Language Selection

English French German Italian Portuguese Spanish

GNOME Leftovers

Filed under
GNOME
  • Alexander Larsson: Building an xdg-app – part 2

    Welcome back to this multi-part tutorial in how to create xdg-app applications. In part 1 we installed everything we needed and manually created our first application. In this part we will build a more complex application, using the basic xdg-app tools.

  • Die dbus-glib, die!

    dbus-glib debuted in 2002 and was the first usable D-Bus client library for GLib-based applications. NetworkManager used it since the earliest commits in mid-2004.

  • GNOME Shell & Mutter Do Their Betas For 3.20, Add More Wayland Changes

    Being released a bit late today past the official GNOME 3.20 Beta is the v3.19.90 releases for the GNOME Shell and Mutter.

    The Mutter 3.19.90 release adds basic startup notification support on Wayland. There is also now pointer motion, locks, and confinement support on Wayland.

  • Outreachy Applications Open For Summer Of 2016

    As alternative to Google Summer of Code, applications are being accepted for the next season of Outreachy.
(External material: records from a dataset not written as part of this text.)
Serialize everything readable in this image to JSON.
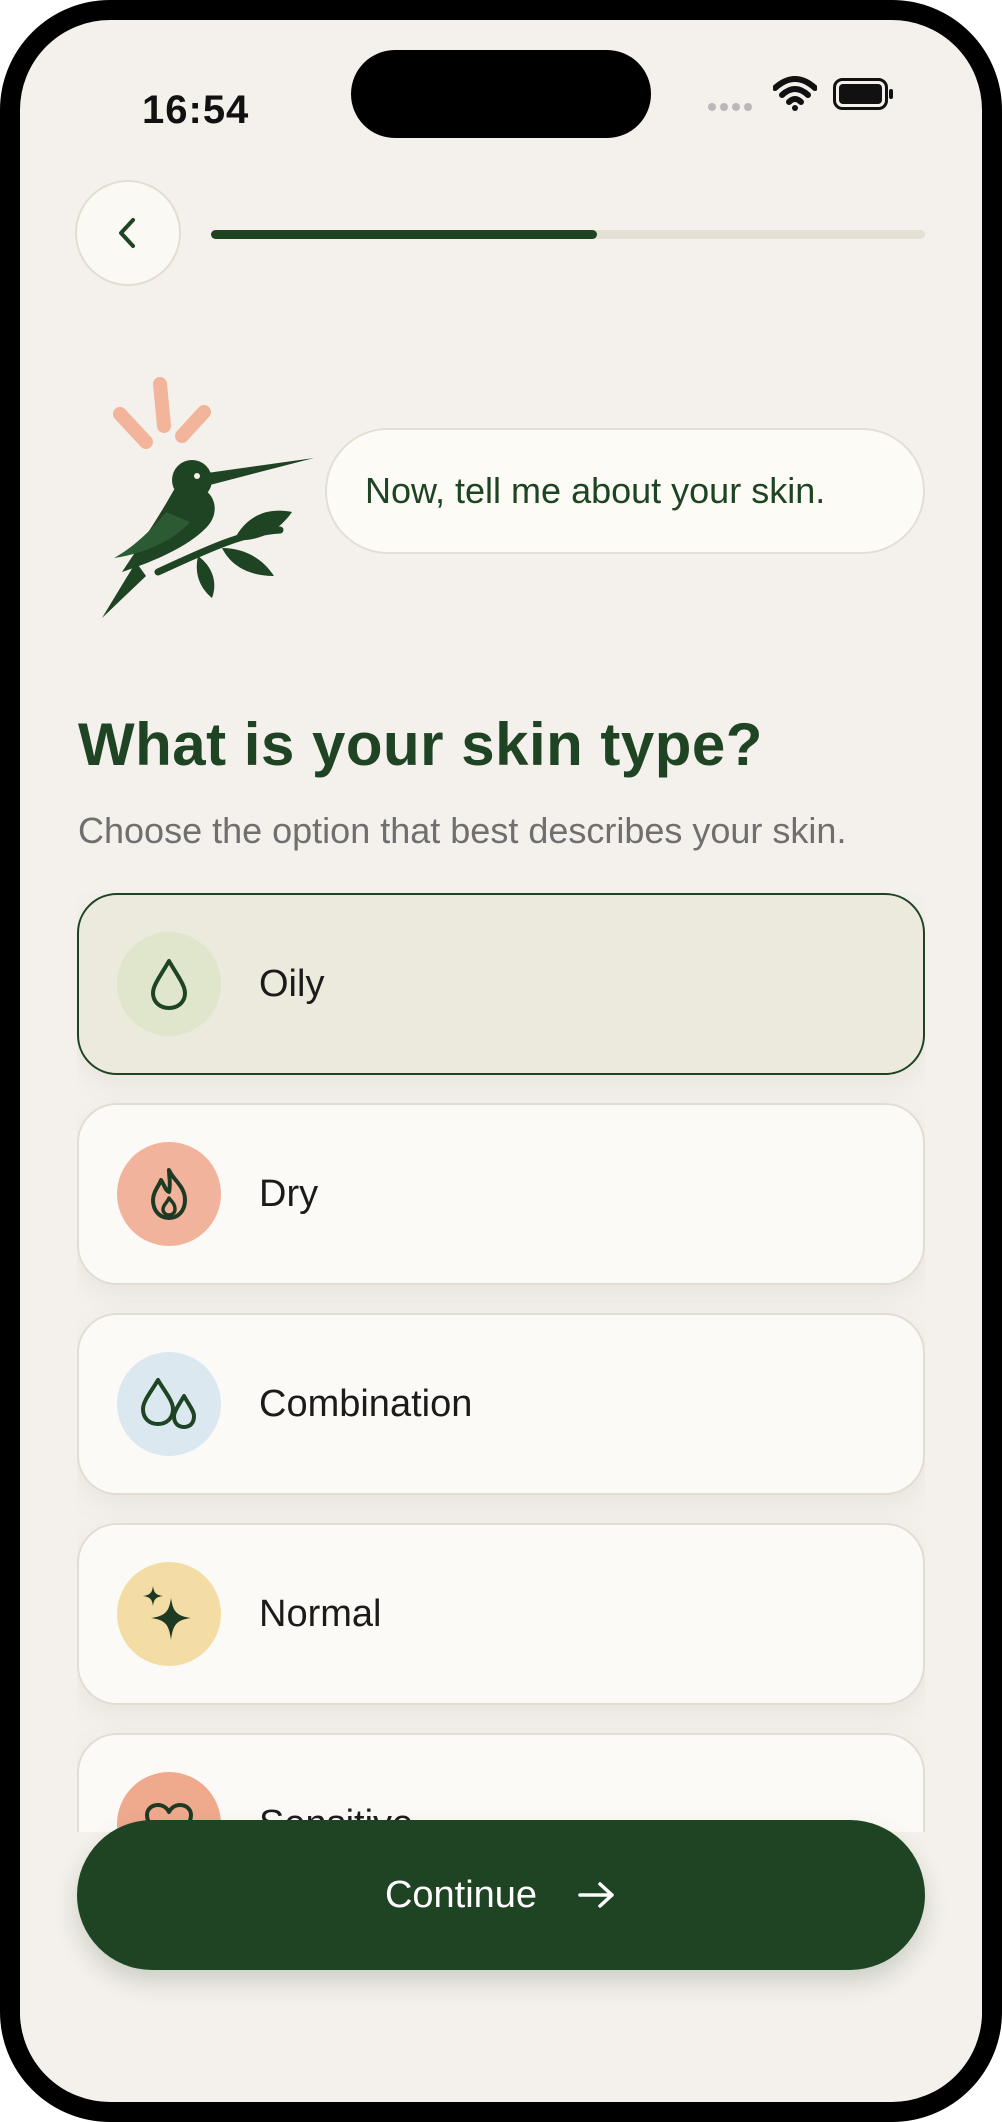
{
  "status_bar": {
    "time": "16:54"
  },
  "nav": {
    "progress": 0.54
  },
  "mascot": {
    "message": "Now, tell me about your skin."
  },
  "question": {
    "title": "What is your skin type?",
    "subtitle": "Choose the option that best describes your skin."
  },
  "options": [
    {
      "label": "Oily",
      "icon": "oil-drop-icon",
      "icon_bg": "#dfe6cc",
      "selected": true
    },
    {
      "label": "Dry",
      "icon": "flame-icon",
      "icon_bg": "#f1b39b",
      "selected": false
    },
    {
      "label": "Combination",
      "icon": "two-drops-icon",
      "icon_bg": "#dbe8f0",
      "selected": false
    },
    {
      "label": "Normal",
      "icon": "sparkle-icon",
      "icon_bg": "#f3dda4",
      "selected": false
    },
    {
      "label": "Sensitive",
      "icon": "heart-icon",
      "icon_bg": "#efaa8e",
      "selected": false
    }
  ],
  "continue_button": {
    "label": "Continue"
  },
  "colors": {
    "brand": "#1e4424",
    "background": "#f4f0eb",
    "card": "#fcfaf6",
    "selected_card": "#eceadd"
  }
}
Outreachy is open to "women (cis&trans), trans men, genderqueer ppl world-wide & ppl of color underrepresented in US tech."
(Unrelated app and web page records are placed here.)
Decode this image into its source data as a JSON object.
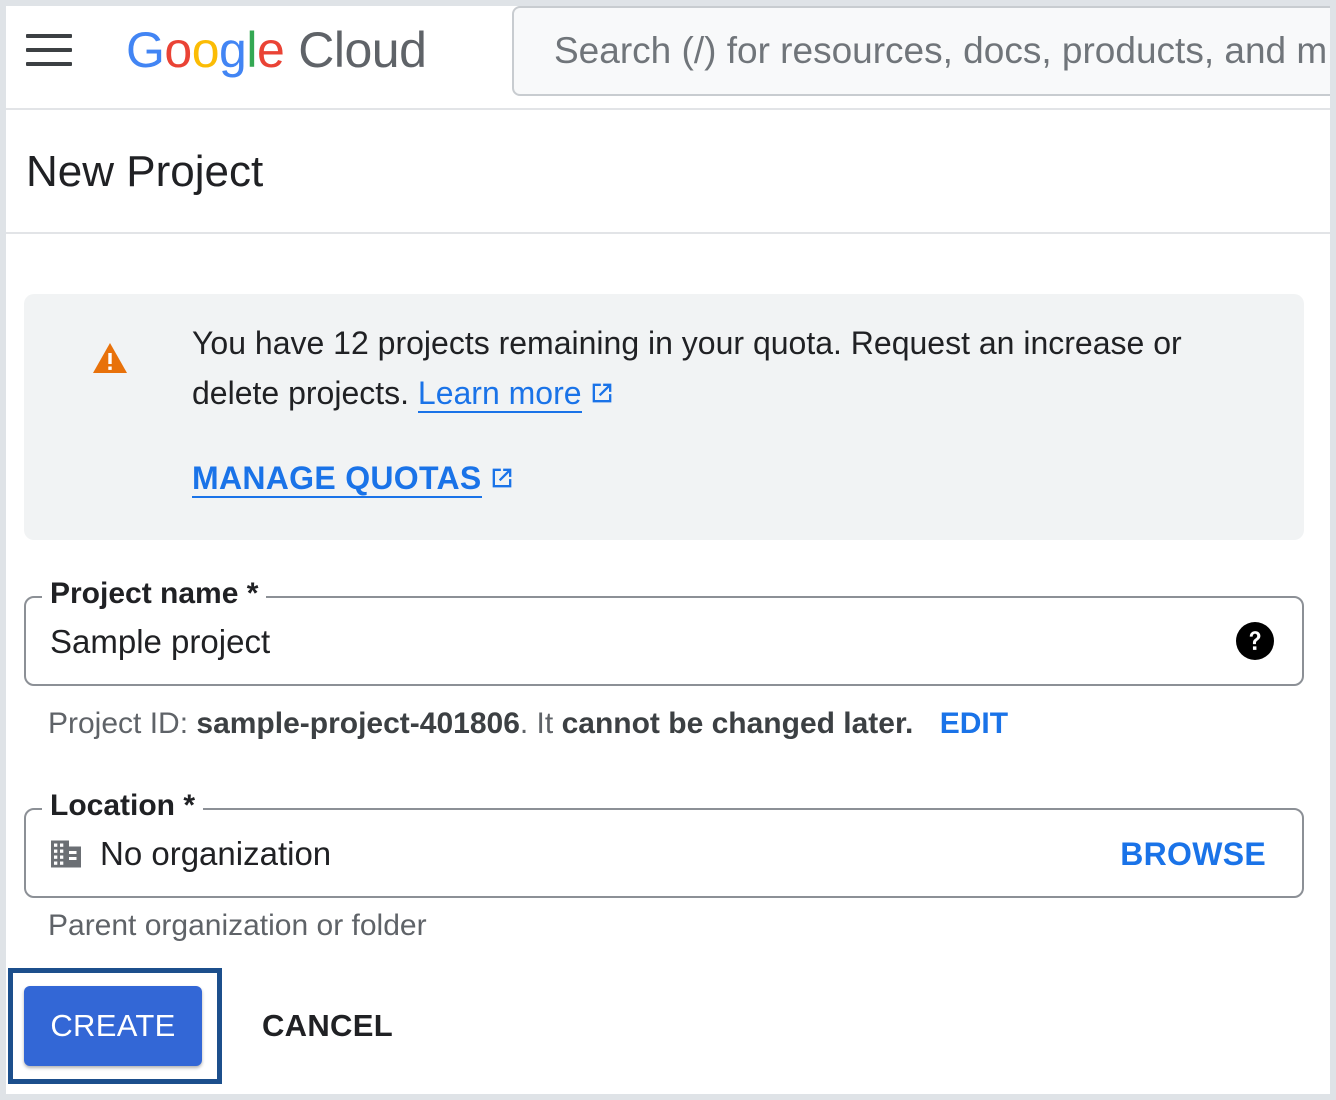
{
  "topbar": {
    "logo": {
      "g1": "G",
      "g2": "o",
      "g3": "o",
      "g4": "g",
      "g5": "l",
      "g6": "e",
      "product": "Cloud"
    },
    "search_placeholder": "Search (/) for resources, docs, products, and m"
  },
  "page": {
    "title": "New Project"
  },
  "banner": {
    "message": "You have 12 projects remaining in your quota. Request an increase or delete projects.",
    "learn_more": "Learn more",
    "manage_quotas": "MANAGE QUOTAS",
    "icon": "warning-icon"
  },
  "project_name": {
    "label": "Project name *",
    "value": "Sample project",
    "help_icon": "help-icon"
  },
  "project_id_hint": {
    "prefix": "Project ID:",
    "id": "sample-project-401806",
    "middle": ". It",
    "suffix": "cannot be changed later.",
    "edit": "EDIT"
  },
  "location": {
    "label": "Location *",
    "value": "No organization",
    "browse": "BROWSE",
    "hint": "Parent organization or folder",
    "icon": "organization-icon"
  },
  "actions": {
    "create": "CREATE",
    "cancel": "CANCEL"
  },
  "colors": {
    "link_blue": "#1a73e8",
    "create_button": "#3367d6",
    "highlight_border": "#1c4f8c",
    "warning_orange": "#e8710a",
    "banner_bg": "#f1f3f4"
  }
}
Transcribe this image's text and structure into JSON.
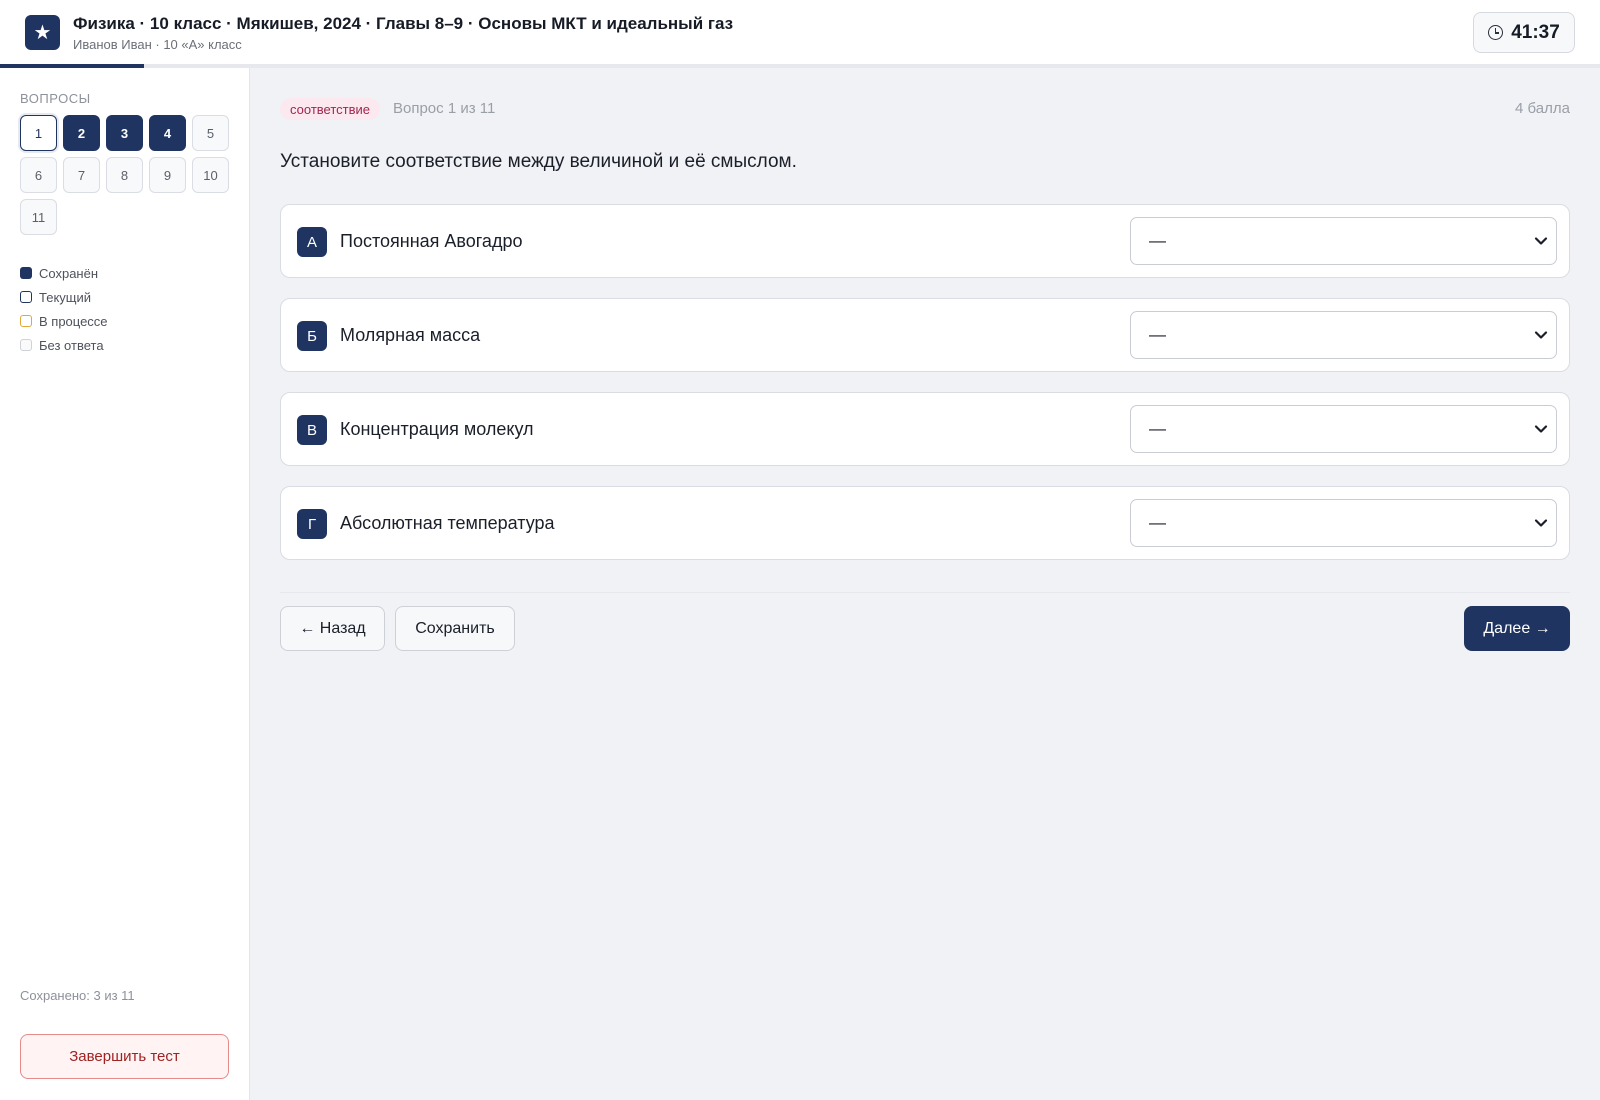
{
  "header": {
    "logo_glyph": "★",
    "title": "Физика · 10 класс · Мякишев, 2024 · Главы 8–9 · Основы МКТ и идеальный газ",
    "subtitle": "Иванов Иван · 10 «А» класс",
    "timer": "41:37",
    "progress_fraction": 0.09
  },
  "sidebar": {
    "heading": "ВОПРОСЫ",
    "questions": [
      {
        "label": "1",
        "state": "current"
      },
      {
        "label": "2",
        "state": "saved"
      },
      {
        "label": "3",
        "state": "saved"
      },
      {
        "label": "4",
        "state": "saved"
      },
      {
        "label": "5",
        "state": "unanswered"
      },
      {
        "label": "6",
        "state": "unanswered"
      },
      {
        "label": "7",
        "state": "unanswered"
      },
      {
        "label": "8",
        "state": "unanswered"
      },
      {
        "label": "9",
        "state": "unanswered"
      },
      {
        "label": "10",
        "state": "unanswered"
      },
      {
        "label": "11",
        "state": "unanswered"
      }
    ],
    "legend": [
      {
        "label": "Сохранён",
        "kind": "saved"
      },
      {
        "label": "Текущий",
        "kind": "current"
      },
      {
        "label": "В процессе",
        "kind": "progress"
      },
      {
        "label": "Без ответа",
        "kind": "none"
      }
    ],
    "saved_count": "Сохранено: 3 из 11",
    "finish_label": "Завершить тест"
  },
  "main": {
    "type_badge": "соответствие",
    "question_number": "Вопрос 1 из 11",
    "points": "4 балла",
    "question_text": "Установите соответствие между величиной и её смыслом.",
    "rows": [
      {
        "letter": "А",
        "label": "Постоянная Авогадро",
        "selected": "—"
      },
      {
        "letter": "Б",
        "label": "Молярная масса",
        "selected": "—"
      },
      {
        "letter": "В",
        "label": "Концентрация молекул",
        "selected": "—"
      },
      {
        "letter": "Г",
        "label": "Абсолютная температура",
        "selected": "—"
      }
    ],
    "back_label": "← Назад",
    "save_label": "Сохранить",
    "next_label": "Далее →"
  },
  "colors": {
    "accent": "#1f3461",
    "badge_bg": "#fbe9ef",
    "badge_text": "#a1264e",
    "finish_border": "#e78a8a",
    "in_progress": "#e0a93a"
  },
  "icons": {
    "logo": "star-icon",
    "timer": "clock-icon",
    "select": "chevron-down-icon"
  }
}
More in Tux Machines

Security News

  • Security advisories for Tuesday
  • FOI: NHS Trusts are ransomware pin cushions [Ed: Windows]
    The FOI requests found that 87 per cent of attacks came via a networked NHS device and that 80 per cent were down to phished staffers. However, only a small proportion of the 100 or so Trusts responded to this part of the requests. "These results are far from surprising. Public sector organisations make a soft target for fraudsters because budget and resource shortages frequently leave hospitals short-changed when it comes to security basics like regular software patching," said Tony Rowan, Chief Security Consultant at SentinelOne. "The results highlight the fact that old school AV technology is powerless to halt virulent, mutating forms of malware like ransomware and a new more dynamic approach to endpoint protection is needed.
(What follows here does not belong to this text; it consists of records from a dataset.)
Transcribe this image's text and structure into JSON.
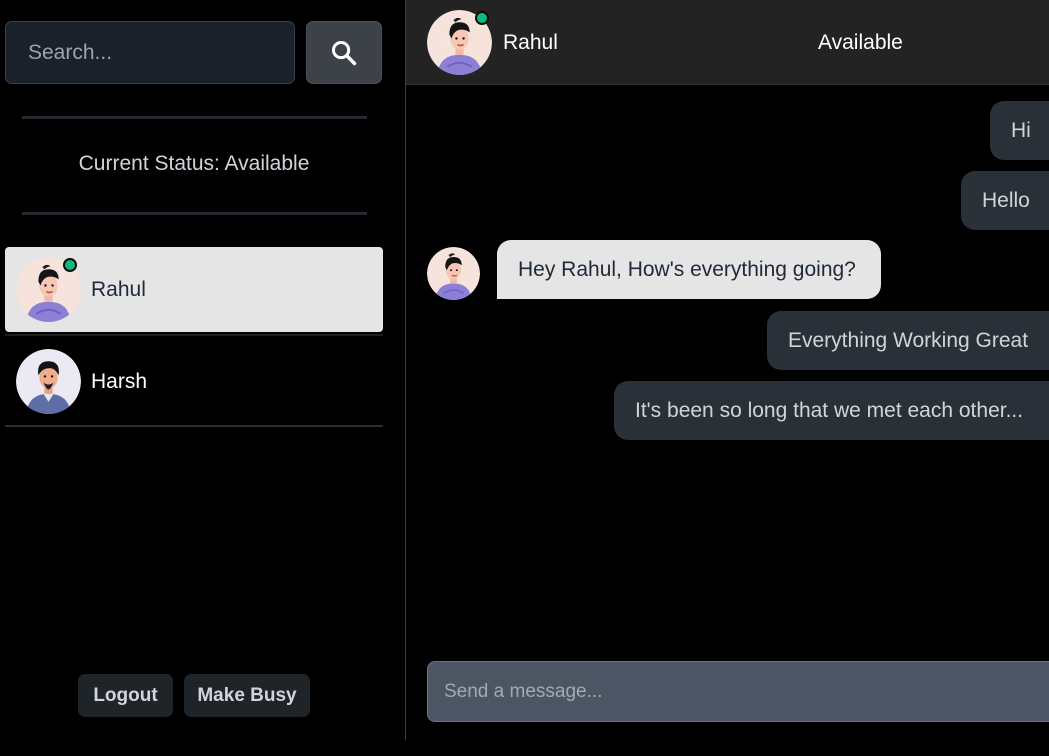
{
  "sidebar": {
    "search_placeholder": "Search...",
    "status_text": "Current Status: Available",
    "contacts": [
      {
        "name": "Rahul",
        "online": true,
        "active": true
      },
      {
        "name": "Harsh",
        "online": false,
        "active": false
      }
    ],
    "logout_label": "Logout",
    "make_busy_label": "Make Busy"
  },
  "chat": {
    "peer_name": "Rahul",
    "peer_status": "Available",
    "messages": [
      {
        "direction": "out",
        "text": "Hi"
      },
      {
        "direction": "out",
        "text": "Hello"
      },
      {
        "direction": "in",
        "text": "Hey Rahul, How's everything going?"
      },
      {
        "direction": "out",
        "text": "Everything Working Great"
      },
      {
        "direction": "out",
        "text": "It's been so long that we met each other..."
      }
    ],
    "composer_placeholder": "Send a message..."
  },
  "icons": {
    "search_button_icon": "search-icon",
    "online_indicator": "online-dot-icon"
  },
  "colors": {
    "online": "#10b981",
    "active_contact_bg": "#e5e5e5",
    "outgoing_bubble_bg": "#2a3038",
    "incoming_bubble_bg": "#e5e5e5"
  }
}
10 reasons to use Cinnamon as your Linux desktop environment

Recently I installed Fedora 25, and found that the current version of KDE Plasma was unstable for me; it crashed several times a day before I decided to try to try something different. After installing a number of alternative desktops and trying them all for a couple hours each, I finally settled on using Cinnamon until Plasma is patched and stable. Here's what I found. Read more

Android Leftovers

Red Hat Financial News